Image Source: Kahoot!
“What Kahoot! did is get kids to help other kids learn through this interactive platform that allows them to make quizzes inside the classroom.” Nir explained. “The idea here is that you should take something—that is otherwise boring—but should be engaging, and by using the Hook Model, you can make it more engaging.” He continued.
Of course, a question arises here. How can we apply this approach to a product that has no social elements? According to Nir, “there are three types of rewards; one of them is social elements. But, there are two others that have nothing to do with other people. Rewards of the hunt, and rewards of the shelf.”
The truth is that most of us would think that most products that don’t have social elements as rewards could be boring or uninteresting and wouldn’t be in a position to use the Hook Model effectively. According to Nir, this is not true. “A good example is learning a new language. Sitting with the textbook, the way people used to learn a new language before they could interact with technology is really boring.” Nir told us.
He explained that using Duolingo as an example, saying that” they don’t have many social components at all, but they use many elements of the Hook as well. So, they use rewards of the hunt (searching for information), and then rewards of the shelf like completion, mastery, competence; all of these things can be variable rewards.”
Image Source: Duolingo
As you can imagine, this doesn’t apply only to games or educational platforms—it applies to SaaS companies as well. B2B Products can also be exciting, but for different reasons. As Nir explained, “you would be amazed how exciting you can make a marketing dashboard as long as it has variable rewards.”
“This comes from Skinner’s work when you have something that changes, that is uncertain—it doesn’t necessarily have to have a social component—seeing your campaign go up or down, can be very exciting. If it’s properly displayed, if it’s built with the Hook Model in mind, you can make any kind of variability into something that keeps people very engaged.” Nir concluded.
What is the role of marketing in all this? And how can marketing help tech companies grow, in a time when the product is under the spotlight? This is what we cover next.

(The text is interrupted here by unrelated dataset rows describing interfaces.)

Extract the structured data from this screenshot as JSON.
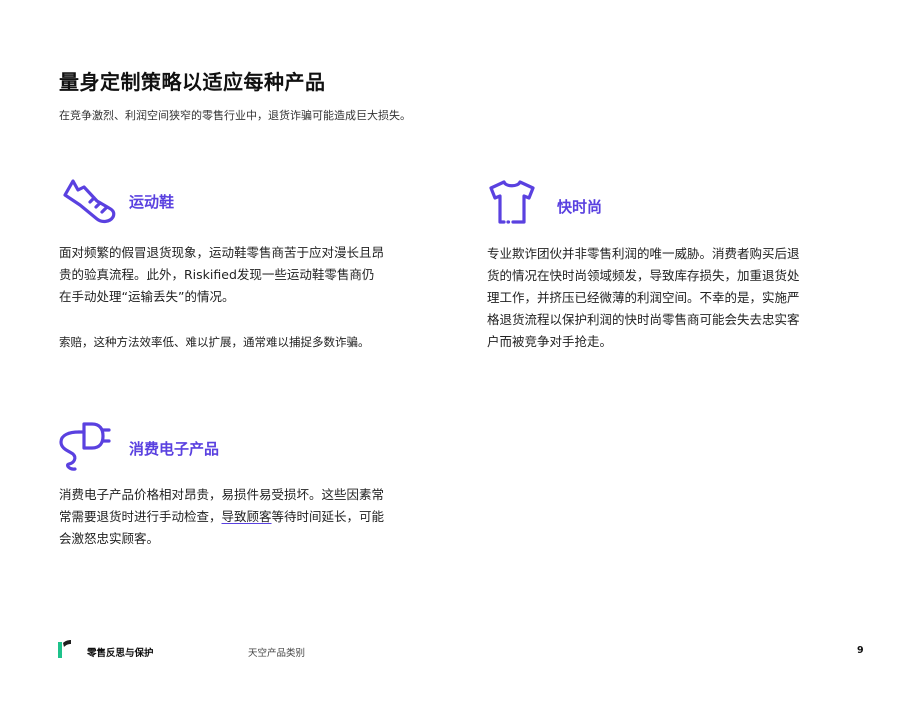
{
  "header": {
    "title": "量身定制策略以适应每种产品",
    "subtitle": "在竞争激烈、利润空间狭窄的零售行业中，退货诈骗可能造成巨大损失。"
  },
  "sneakers": {
    "icon": "sneaker-icon",
    "title": "运动鞋",
    "paragraph": "面对频繁的假冒退货现象，运动鞋零售商苦于应对漫长且昂贵的验真流程。此外，Riskified发现一些运动鞋零售商仍在手动处理“运输丢失”的情况。",
    "paragraph_lines": [
      "面对频繁的假冒退货现象，运动鞋零售商苦于应对漫长且昂",
      "贵的验真流程。此外，Riskified发现一些运动鞋零售商仍",
      "在手动处理“运输丢失”的情况。"
    ],
    "note": "索赔，这种方法效率低、难以扩展，通常难以捕捉多数诈骗。"
  },
  "fast_fashion": {
    "icon": "tshirt-icon",
    "title": "快时尚",
    "paragraph_lines": [
      "专业欺诈团伙并非零售利润的唯一威胁。消费者购买后退",
      "货的情况在快时尚领域频发，导致库存损失，加重退货处",
      "理工作，并挤压已经微薄的利润空间。不幸的是，实施严",
      "格退货流程以保护利润的快时尚零售商可能会失去忠实客",
      "户而被竞争对手抢走。"
    ]
  },
  "electronics": {
    "icon": "plug-icon",
    "title": "消费电子产品",
    "line1": "消费电子产品价格相对昂贵，易损件易受损坏。这些因素常",
    "line2_pre": "常需要退货时进行手动检查，",
    "line2_link": "导致顾客",
    "line2_post": "等待时间延长，可能",
    "line3": "会激怒忠实顾客。"
  },
  "footer": {
    "brand": "零售反思与保护",
    "section": "天空产品类别",
    "page": "9"
  },
  "colors": {
    "accent": "#5a41e0",
    "logo_green": "#1ec28b"
  }
}
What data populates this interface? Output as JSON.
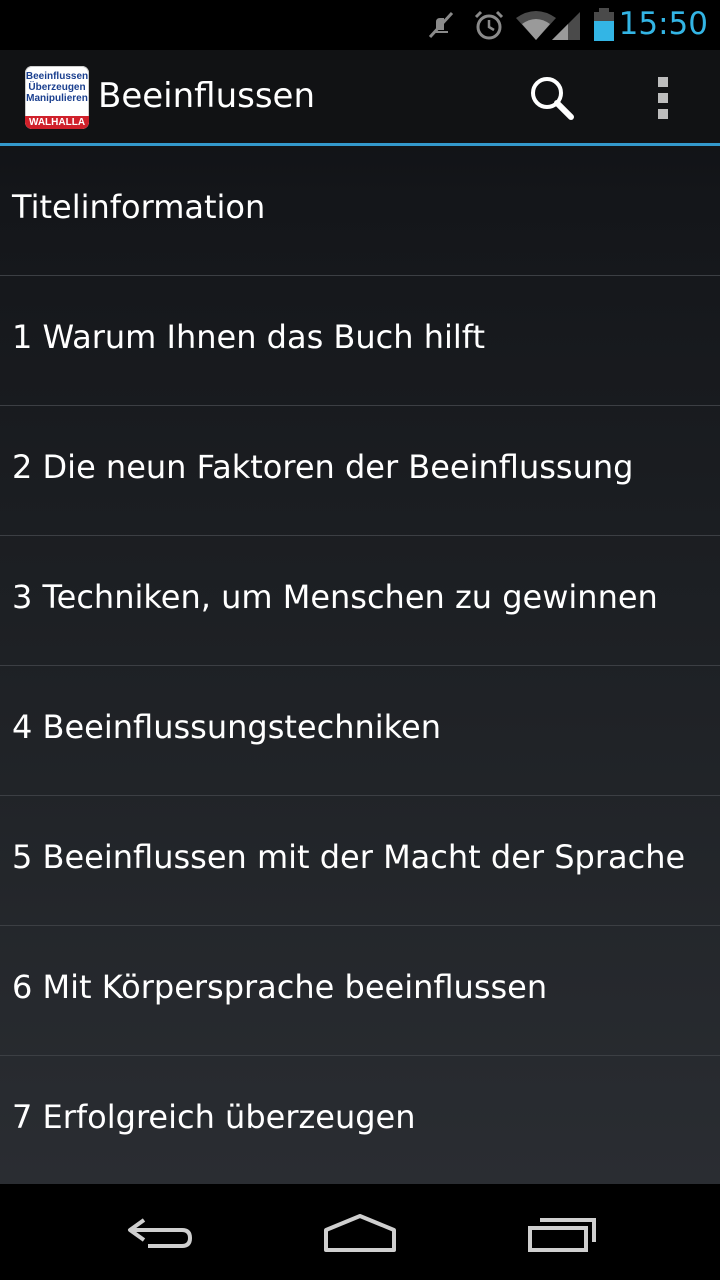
{
  "status_bar": {
    "time": "15:50",
    "icons": [
      "mute-icon",
      "alarm-icon",
      "wifi-icon",
      "signal-icon",
      "battery-icon"
    ],
    "accent_color": "#33b5e5"
  },
  "action_bar": {
    "title": "Beeinflussen",
    "app_icon": {
      "lines": [
        "Beeinflussen",
        "Überzeugen",
        "Manipulieren"
      ],
      "band": "WALHALLA"
    },
    "actions": [
      "search-icon",
      "overflow-menu-icon"
    ],
    "divider_color": "#3399cc"
  },
  "list": {
    "items": [
      {
        "label": "Titelinformation"
      },
      {
        "label": "1 Warum Ihnen das Buch hilft"
      },
      {
        "label": "2 Die neun Faktoren der Beeinflussung"
      },
      {
        "label": "3 Techniken, um Menschen zu gewinnen"
      },
      {
        "label": "4 Beeinflussungstechniken"
      },
      {
        "label": "5 Beeinflussen mit der Macht der Sprache"
      },
      {
        "label": "6 Mit Körpersprache beeinflussen"
      },
      {
        "label": "7 Erfolgreich überzeugen"
      }
    ]
  },
  "nav_bar": {
    "buttons": [
      "back-icon",
      "home-icon",
      "recent-apps-icon"
    ]
  }
}
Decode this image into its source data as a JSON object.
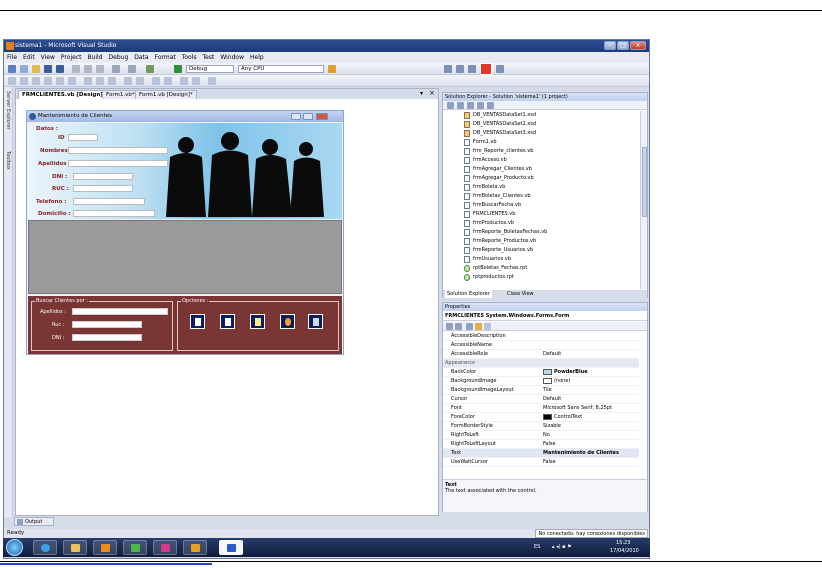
{
  "window": {
    "title": "sistema1 - Microsoft Visual Studio"
  },
  "menu": [
    "File",
    "Edit",
    "View",
    "Project",
    "Build",
    "Debug",
    "Data",
    "Format",
    "Tools",
    "Test",
    "Window",
    "Help"
  ],
  "toolbar": {
    "config": "Debug",
    "platform": "Any CPU"
  },
  "left_strip": {
    "server_explorer": "Server Explorer",
    "toolbox": "Toolbox"
  },
  "doc_tabs": [
    "FRMCLIENTES.vb [Design]",
    "Form1.vb*",
    "Form1.vb [Design]*"
  ],
  "form": {
    "title": "Mantenimiento de Clientes",
    "group_datos": "Datos :",
    "labels": {
      "id": "ID",
      "nombres": "Nombres :",
      "apellidos": "Apellidos :",
      "dni": "DNI :",
      "ruc": "RUC :",
      "telefono": "Telefono :",
      "domicilio": "Domicilio :"
    },
    "search": {
      "legend": "Buscar Clientes por :",
      "apellidos": "Apellidos :",
      "ruc": "Ruc :",
      "dni": "DNI :"
    },
    "options_legend": "Opciones :"
  },
  "solution_explorer": {
    "header": "Solution Explorer - Solution 'sistema1' (1 project)",
    "items": [
      {
        "name": "DB_VENTASDataSet1.xsd",
        "kind": "xsd"
      },
      {
        "name": "DB_VENTASDataSet2.xsd",
        "kind": "xsd"
      },
      {
        "name": "DB_VENTASDataSet3.xsd",
        "kind": "xsd"
      },
      {
        "name": "Form1.vb",
        "kind": "vb"
      },
      {
        "name": "frm_Reporte_clientes.vb",
        "kind": "vb"
      },
      {
        "name": "frmAcceso.vb",
        "kind": "vb"
      },
      {
        "name": "frmAgregar_Clientes.vb",
        "kind": "vb"
      },
      {
        "name": "frmAgregar_Producto.vb",
        "kind": "vb"
      },
      {
        "name": "frmBoleta.vb",
        "kind": "vb"
      },
      {
        "name": "frmBoletas_Clientes.vb",
        "kind": "vb"
      },
      {
        "name": "frmBuscarFecha.vb",
        "kind": "vb"
      },
      {
        "name": "FRMCLIENTES.vb",
        "kind": "vb"
      },
      {
        "name": "frmProductos.vb",
        "kind": "vb"
      },
      {
        "name": "frmReporte_BoletasFechas.vb",
        "kind": "vb"
      },
      {
        "name": "frmReporte_Productos.vb",
        "kind": "vb"
      },
      {
        "name": "frmReporte_Usuarios.vb",
        "kind": "vb"
      },
      {
        "name": "frmUsuarios.vb",
        "kind": "vb"
      },
      {
        "name": "rptBoletas_Fechas.rpt",
        "kind": "rpt"
      },
      {
        "name": "rptproductos.rpt",
        "kind": "rpt"
      }
    ],
    "tabs": [
      "Solution Explorer",
      "Class View"
    ]
  },
  "properties": {
    "header": "Properties",
    "object": "FRMCLIENTES System.Windows.Forms.Form",
    "rows": [
      {
        "name": "AccessibleDescription",
        "value": "",
        "type": "prop"
      },
      {
        "name": "AccessibleName",
        "value": "",
        "type": "prop"
      },
      {
        "name": "AccessibleRole",
        "value": "Default",
        "type": "prop"
      },
      {
        "name": "Appearance",
        "value": "",
        "type": "cat"
      },
      {
        "name": "BackColor",
        "value": "PowderBlue",
        "type": "prop",
        "swatch": "#b0e0e6",
        "bold": true
      },
      {
        "name": "BackgroundImage",
        "value": "(none)",
        "type": "prop",
        "swatch": "#ffffff"
      },
      {
        "name": "BackgroundImageLayout",
        "value": "Tile",
        "type": "prop"
      },
      {
        "name": "Cursor",
        "value": "Default",
        "type": "prop"
      },
      {
        "name": "Font",
        "value": "Microsoft Sans Serif; 8,25pt",
        "type": "prop"
      },
      {
        "name": "ForeColor",
        "value": "ControlText",
        "type": "prop",
        "swatch": "#000000"
      },
      {
        "name": "FormBorderStyle",
        "value": "Sizable",
        "type": "prop"
      },
      {
        "name": "RightToLeft",
        "value": "No",
        "type": "prop"
      },
      {
        "name": "RightToLeftLayout",
        "value": "False",
        "type": "prop"
      },
      {
        "name": "Text",
        "value": "Mantenimiento de Clientes",
        "type": "prop",
        "bold": true,
        "selected": true
      },
      {
        "name": "UseWaitCursor",
        "value": "False",
        "type": "prop"
      }
    ],
    "desc_title": "Text",
    "desc_text": "The text associated with the control."
  },
  "output_tab": "Output",
  "status": {
    "ready": "Ready",
    "message": "No conectado: hay conexiones disponibles"
  },
  "taskbar": {
    "lang": "ES",
    "time": "15:23",
    "date": "17/04/2010"
  }
}
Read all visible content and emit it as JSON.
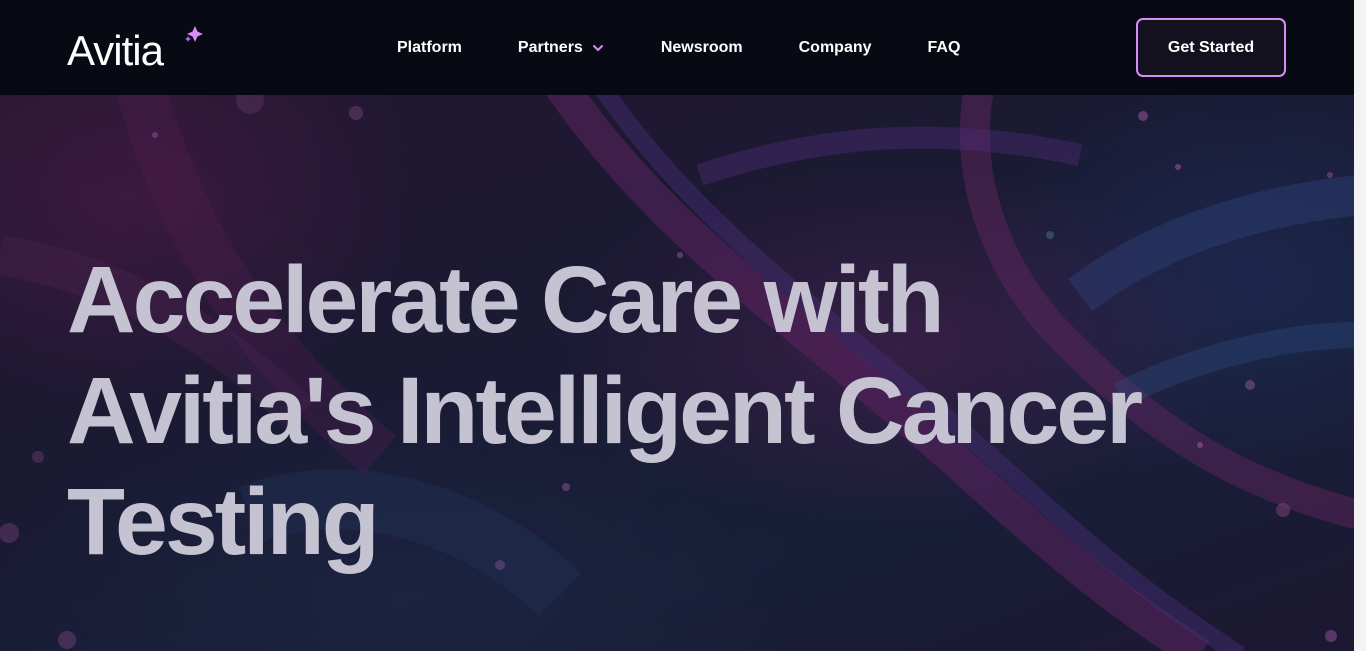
{
  "brand": {
    "name": "Avitia",
    "accent_color": "#d68cf6"
  },
  "nav": {
    "items": [
      {
        "label": "Platform",
        "has_dropdown": false
      },
      {
        "label": "Partners",
        "has_dropdown": true,
        "icon": "chevron-down-icon"
      },
      {
        "label": "Newsroom",
        "has_dropdown": false
      },
      {
        "label": "Company",
        "has_dropdown": false
      },
      {
        "label": "FAQ",
        "has_dropdown": false
      }
    ],
    "cta_label": "Get Started"
  },
  "hero": {
    "headline_line1": "Accelerate Care with",
    "headline_line2": "Avitia's Intelligent Cancer",
    "headline_line3": "Testing",
    "background_image": "dna-helix-illustration"
  }
}
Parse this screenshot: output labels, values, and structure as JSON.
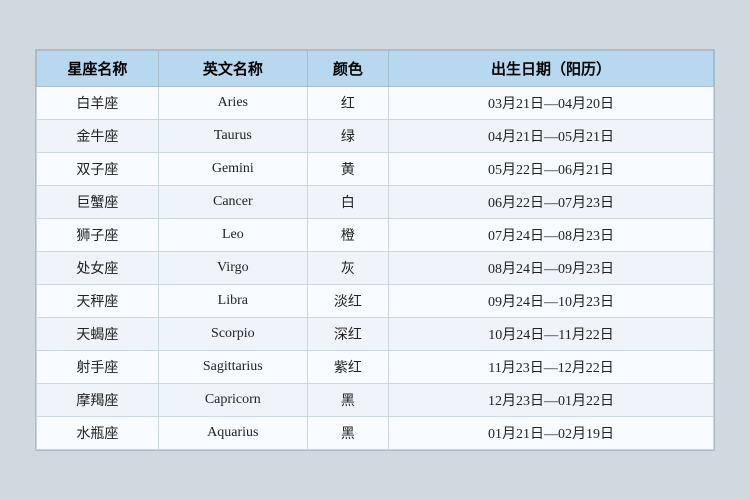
{
  "table": {
    "headers": [
      "星座名称",
      "英文名称",
      "颜色",
      "出生日期（阳历）"
    ],
    "rows": [
      {
        "zh": "白羊座",
        "en": "Aries",
        "color": "红",
        "date": "03月21日—04月20日"
      },
      {
        "zh": "金牛座",
        "en": "Taurus",
        "color": "绿",
        "date": "04月21日—05月21日"
      },
      {
        "zh": "双子座",
        "en": "Gemini",
        "color": "黄",
        "date": "05月22日—06月21日"
      },
      {
        "zh": "巨蟹座",
        "en": "Cancer",
        "color": "白",
        "date": "06月22日—07月23日"
      },
      {
        "zh": "狮子座",
        "en": "Leo",
        "color": "橙",
        "date": "07月24日—08月23日"
      },
      {
        "zh": "处女座",
        "en": "Virgo",
        "color": "灰",
        "date": "08月24日—09月23日"
      },
      {
        "zh": "天秤座",
        "en": "Libra",
        "color": "淡红",
        "date": "09月24日—10月23日"
      },
      {
        "zh": "天蝎座",
        "en": "Scorpio",
        "color": "深红",
        "date": "10月24日—11月22日"
      },
      {
        "zh": "射手座",
        "en": "Sagittarius",
        "color": "紫红",
        "date": "11月23日—12月22日"
      },
      {
        "zh": "摩羯座",
        "en": "Capricorn",
        "color": "黑",
        "date": "12月23日—01月22日"
      },
      {
        "zh": "水瓶座",
        "en": "Aquarius",
        "color": "黑",
        "date": "01月21日—02月19日"
      }
    ]
  }
}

“People think that marketing is advertising. No, it’s not. Marketing is about creating a product-market fit between the consumer and the product design. You can always buy growth. You can’t buy engagement.” Nir told us. This is a fundamental truth that most tech companies seem to ignore.
The fact that a company raised money by some investors doesn’t mean that it can keep users engaged with the product. It can “buy” new users, but it can’t keep them engaged with the product. “That’s why marketing’s role should be to be the intermediary between the customer and the product designers because you have to design engagement into a product,” Nir explained.
“I’ve seen many companies—many of my clients—are these companies who previously used to be “leaky buckets.” They spend tons of money on advertising, they acquire a bunch of users, and nobody sticks around. They wasted all that money on advertising because nobody kept using the product.” Nir told us.
And he concluded that “this is why engagement is way more important and always must precede, spending money on acquiring users.” Unfortunately though, most tech companies—partly because they want to satisfy their investors, partly because they lack the knowledge—try to acquire new users, without being able to keep them engaged with the product.